- Records shown:
----------

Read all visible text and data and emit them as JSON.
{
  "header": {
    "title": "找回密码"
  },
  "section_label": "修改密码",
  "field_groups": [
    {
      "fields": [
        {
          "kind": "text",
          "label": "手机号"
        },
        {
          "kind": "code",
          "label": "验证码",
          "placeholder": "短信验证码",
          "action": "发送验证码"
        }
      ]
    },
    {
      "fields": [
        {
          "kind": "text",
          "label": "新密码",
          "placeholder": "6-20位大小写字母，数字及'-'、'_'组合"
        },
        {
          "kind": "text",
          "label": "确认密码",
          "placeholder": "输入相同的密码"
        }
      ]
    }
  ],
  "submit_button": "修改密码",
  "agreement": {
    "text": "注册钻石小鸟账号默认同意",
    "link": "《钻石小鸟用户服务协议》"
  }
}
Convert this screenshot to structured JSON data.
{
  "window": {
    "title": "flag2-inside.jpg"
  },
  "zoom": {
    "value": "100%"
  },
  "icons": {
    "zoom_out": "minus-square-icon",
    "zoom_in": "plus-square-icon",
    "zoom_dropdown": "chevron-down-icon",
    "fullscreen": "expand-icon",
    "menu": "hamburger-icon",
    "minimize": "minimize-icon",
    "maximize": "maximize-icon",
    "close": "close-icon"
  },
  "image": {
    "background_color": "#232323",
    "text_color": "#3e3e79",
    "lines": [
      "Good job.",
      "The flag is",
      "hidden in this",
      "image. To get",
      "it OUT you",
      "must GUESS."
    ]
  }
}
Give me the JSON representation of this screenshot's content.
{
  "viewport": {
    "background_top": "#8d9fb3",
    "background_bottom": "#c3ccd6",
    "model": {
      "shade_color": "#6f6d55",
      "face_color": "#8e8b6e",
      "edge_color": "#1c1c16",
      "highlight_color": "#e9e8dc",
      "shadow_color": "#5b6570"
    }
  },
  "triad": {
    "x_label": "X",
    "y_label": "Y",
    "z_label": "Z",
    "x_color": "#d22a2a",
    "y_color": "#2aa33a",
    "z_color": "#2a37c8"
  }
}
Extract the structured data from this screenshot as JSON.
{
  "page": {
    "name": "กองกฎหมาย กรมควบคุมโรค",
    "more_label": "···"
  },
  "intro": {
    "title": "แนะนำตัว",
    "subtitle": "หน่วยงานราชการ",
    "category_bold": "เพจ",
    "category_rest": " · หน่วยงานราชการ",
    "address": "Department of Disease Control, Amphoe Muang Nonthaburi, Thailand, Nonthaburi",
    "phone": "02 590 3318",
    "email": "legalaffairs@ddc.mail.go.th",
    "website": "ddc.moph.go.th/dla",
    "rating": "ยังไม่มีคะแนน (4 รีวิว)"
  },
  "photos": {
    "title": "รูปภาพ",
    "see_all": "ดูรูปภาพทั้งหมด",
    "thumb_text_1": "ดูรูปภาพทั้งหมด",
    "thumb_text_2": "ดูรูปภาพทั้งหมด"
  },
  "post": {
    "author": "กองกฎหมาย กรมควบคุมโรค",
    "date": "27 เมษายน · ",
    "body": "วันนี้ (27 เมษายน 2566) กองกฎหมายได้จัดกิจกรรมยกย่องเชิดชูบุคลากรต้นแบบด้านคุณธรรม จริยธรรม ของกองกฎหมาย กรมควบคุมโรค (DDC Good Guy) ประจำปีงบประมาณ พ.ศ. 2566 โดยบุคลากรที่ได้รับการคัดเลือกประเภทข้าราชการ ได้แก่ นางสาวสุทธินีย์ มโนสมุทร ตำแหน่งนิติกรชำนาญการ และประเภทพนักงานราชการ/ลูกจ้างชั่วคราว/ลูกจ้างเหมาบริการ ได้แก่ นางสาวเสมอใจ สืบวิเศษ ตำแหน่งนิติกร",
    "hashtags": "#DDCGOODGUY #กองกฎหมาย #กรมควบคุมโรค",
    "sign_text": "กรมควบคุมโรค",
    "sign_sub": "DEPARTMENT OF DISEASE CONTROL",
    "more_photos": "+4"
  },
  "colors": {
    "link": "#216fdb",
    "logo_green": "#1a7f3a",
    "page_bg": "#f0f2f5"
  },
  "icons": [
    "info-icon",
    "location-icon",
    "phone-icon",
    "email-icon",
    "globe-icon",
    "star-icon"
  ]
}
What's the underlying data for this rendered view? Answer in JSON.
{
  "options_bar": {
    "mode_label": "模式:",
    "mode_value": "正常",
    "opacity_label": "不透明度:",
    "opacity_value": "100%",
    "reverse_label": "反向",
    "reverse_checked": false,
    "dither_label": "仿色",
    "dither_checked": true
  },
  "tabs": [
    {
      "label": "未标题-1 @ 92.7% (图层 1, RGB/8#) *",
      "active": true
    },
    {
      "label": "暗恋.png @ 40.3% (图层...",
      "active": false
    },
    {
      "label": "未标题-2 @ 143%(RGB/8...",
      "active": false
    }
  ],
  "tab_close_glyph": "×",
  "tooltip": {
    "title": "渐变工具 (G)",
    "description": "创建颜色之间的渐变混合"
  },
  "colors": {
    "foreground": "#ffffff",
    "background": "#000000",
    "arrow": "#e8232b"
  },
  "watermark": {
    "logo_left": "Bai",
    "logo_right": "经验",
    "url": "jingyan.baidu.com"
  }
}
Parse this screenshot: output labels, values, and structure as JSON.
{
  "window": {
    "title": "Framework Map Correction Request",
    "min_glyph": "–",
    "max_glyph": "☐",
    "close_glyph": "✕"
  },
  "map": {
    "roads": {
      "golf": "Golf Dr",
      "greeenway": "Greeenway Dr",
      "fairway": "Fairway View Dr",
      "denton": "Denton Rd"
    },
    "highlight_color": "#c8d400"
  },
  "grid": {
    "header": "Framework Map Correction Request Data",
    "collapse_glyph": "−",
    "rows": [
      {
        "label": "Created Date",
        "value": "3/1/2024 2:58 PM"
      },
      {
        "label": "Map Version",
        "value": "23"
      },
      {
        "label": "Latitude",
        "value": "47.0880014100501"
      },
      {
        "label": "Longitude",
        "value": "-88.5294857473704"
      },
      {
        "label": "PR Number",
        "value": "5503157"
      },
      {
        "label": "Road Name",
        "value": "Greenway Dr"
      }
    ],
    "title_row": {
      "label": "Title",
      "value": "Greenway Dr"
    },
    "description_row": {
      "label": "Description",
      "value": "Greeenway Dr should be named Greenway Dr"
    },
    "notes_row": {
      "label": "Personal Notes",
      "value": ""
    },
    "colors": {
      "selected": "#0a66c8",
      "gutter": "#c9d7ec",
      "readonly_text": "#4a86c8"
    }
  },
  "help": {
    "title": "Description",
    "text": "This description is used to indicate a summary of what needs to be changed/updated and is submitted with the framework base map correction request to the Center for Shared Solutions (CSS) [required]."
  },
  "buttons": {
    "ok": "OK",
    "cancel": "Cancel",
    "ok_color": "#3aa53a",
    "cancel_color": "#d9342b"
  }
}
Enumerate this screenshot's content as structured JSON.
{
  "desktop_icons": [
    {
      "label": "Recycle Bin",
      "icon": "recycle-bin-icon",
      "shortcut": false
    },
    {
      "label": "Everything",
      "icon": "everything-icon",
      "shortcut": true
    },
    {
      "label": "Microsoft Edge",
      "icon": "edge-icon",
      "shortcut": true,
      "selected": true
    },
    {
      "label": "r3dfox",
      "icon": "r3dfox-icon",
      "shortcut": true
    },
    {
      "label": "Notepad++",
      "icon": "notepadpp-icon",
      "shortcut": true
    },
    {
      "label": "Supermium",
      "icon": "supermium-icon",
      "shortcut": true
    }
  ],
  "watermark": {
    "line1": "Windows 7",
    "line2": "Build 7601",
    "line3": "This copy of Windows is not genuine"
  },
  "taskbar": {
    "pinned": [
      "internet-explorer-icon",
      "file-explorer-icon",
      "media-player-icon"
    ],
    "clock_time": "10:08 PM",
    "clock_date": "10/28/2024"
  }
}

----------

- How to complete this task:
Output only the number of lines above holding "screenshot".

- Response to the exercise:
5